**Problem to work on**. Copy out each line below containing "hide".

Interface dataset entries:
<<<<
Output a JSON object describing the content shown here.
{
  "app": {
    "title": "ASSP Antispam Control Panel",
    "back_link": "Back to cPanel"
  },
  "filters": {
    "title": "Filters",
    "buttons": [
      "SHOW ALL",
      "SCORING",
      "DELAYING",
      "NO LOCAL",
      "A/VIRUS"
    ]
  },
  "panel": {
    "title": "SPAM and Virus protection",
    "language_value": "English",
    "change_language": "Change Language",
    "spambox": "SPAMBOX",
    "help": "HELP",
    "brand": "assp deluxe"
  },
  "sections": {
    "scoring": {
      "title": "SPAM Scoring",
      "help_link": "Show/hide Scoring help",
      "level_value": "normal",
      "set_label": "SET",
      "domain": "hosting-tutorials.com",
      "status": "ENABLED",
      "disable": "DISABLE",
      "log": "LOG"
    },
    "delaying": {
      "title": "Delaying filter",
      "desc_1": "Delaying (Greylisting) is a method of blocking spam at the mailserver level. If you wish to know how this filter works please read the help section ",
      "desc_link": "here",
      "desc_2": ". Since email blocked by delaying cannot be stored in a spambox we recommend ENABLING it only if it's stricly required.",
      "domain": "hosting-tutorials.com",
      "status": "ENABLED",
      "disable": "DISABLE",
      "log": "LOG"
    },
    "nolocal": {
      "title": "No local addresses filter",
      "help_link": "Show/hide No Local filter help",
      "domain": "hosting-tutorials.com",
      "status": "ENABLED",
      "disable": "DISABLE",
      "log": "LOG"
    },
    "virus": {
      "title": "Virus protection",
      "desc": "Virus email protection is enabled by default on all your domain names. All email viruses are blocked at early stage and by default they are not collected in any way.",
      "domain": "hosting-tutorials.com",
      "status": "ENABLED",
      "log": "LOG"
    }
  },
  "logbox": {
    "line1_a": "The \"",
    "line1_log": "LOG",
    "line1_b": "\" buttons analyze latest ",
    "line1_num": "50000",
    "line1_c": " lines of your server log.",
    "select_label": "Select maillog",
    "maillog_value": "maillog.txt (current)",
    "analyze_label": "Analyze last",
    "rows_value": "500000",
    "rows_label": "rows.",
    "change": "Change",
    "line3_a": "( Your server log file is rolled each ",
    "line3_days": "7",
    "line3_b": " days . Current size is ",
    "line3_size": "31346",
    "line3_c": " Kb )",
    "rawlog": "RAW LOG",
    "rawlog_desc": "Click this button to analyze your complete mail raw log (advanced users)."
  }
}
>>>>
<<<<
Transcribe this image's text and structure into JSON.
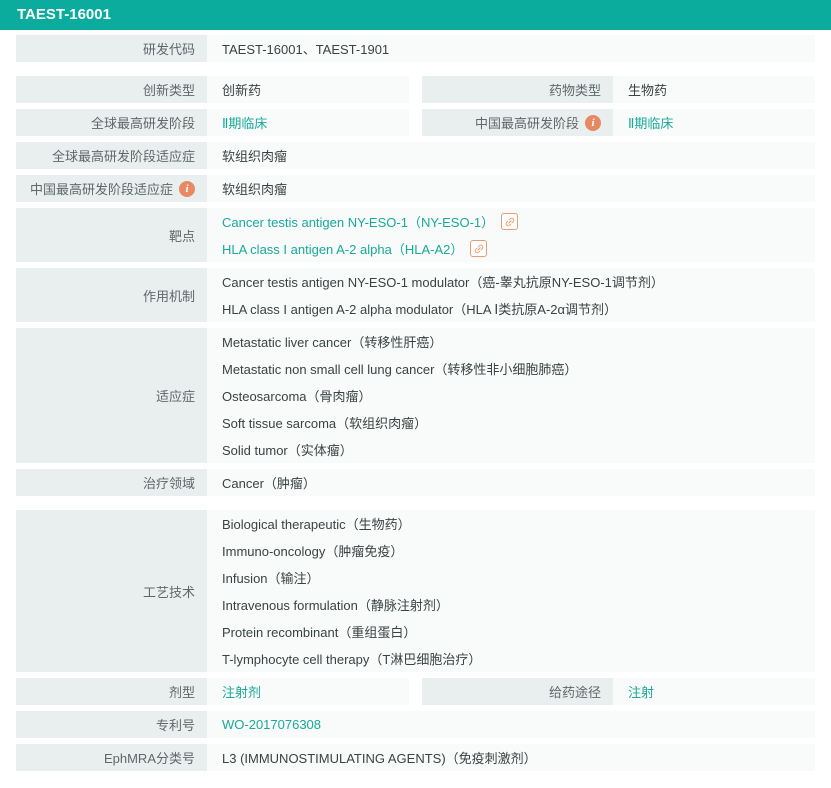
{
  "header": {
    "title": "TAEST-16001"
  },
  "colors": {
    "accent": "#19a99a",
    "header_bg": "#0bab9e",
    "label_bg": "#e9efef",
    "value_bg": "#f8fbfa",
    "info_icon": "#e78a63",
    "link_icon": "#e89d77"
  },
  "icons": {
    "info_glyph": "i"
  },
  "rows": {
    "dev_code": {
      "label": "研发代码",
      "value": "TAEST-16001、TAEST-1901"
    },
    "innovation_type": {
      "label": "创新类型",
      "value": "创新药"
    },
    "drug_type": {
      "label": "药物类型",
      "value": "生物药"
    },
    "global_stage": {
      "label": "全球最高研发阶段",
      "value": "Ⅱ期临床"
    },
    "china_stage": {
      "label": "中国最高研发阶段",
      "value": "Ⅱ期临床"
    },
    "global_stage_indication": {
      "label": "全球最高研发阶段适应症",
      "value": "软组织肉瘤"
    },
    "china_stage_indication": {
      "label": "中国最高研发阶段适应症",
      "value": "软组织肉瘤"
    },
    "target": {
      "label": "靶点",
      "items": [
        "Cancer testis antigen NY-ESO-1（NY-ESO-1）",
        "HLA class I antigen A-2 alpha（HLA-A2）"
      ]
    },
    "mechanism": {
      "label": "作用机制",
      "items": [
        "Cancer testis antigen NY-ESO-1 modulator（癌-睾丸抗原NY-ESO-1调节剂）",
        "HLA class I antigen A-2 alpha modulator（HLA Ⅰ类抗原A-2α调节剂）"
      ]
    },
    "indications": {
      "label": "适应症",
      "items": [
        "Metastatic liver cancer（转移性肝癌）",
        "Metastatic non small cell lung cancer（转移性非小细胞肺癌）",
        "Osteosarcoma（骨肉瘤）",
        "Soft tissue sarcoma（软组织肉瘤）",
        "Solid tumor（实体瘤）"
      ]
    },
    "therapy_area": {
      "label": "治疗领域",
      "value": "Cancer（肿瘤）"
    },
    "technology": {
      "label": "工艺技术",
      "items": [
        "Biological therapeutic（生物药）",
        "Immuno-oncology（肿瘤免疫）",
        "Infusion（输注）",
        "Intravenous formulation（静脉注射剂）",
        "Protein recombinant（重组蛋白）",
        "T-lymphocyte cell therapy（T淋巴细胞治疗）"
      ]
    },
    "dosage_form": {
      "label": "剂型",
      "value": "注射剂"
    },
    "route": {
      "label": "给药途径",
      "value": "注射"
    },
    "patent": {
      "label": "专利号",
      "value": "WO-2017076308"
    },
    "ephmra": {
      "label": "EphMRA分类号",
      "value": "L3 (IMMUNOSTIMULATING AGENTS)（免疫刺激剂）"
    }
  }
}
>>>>
**Solution below**.
      "help_link": "Show/hide Scoring help",
      "help_link": "Show/hide No Local filter help",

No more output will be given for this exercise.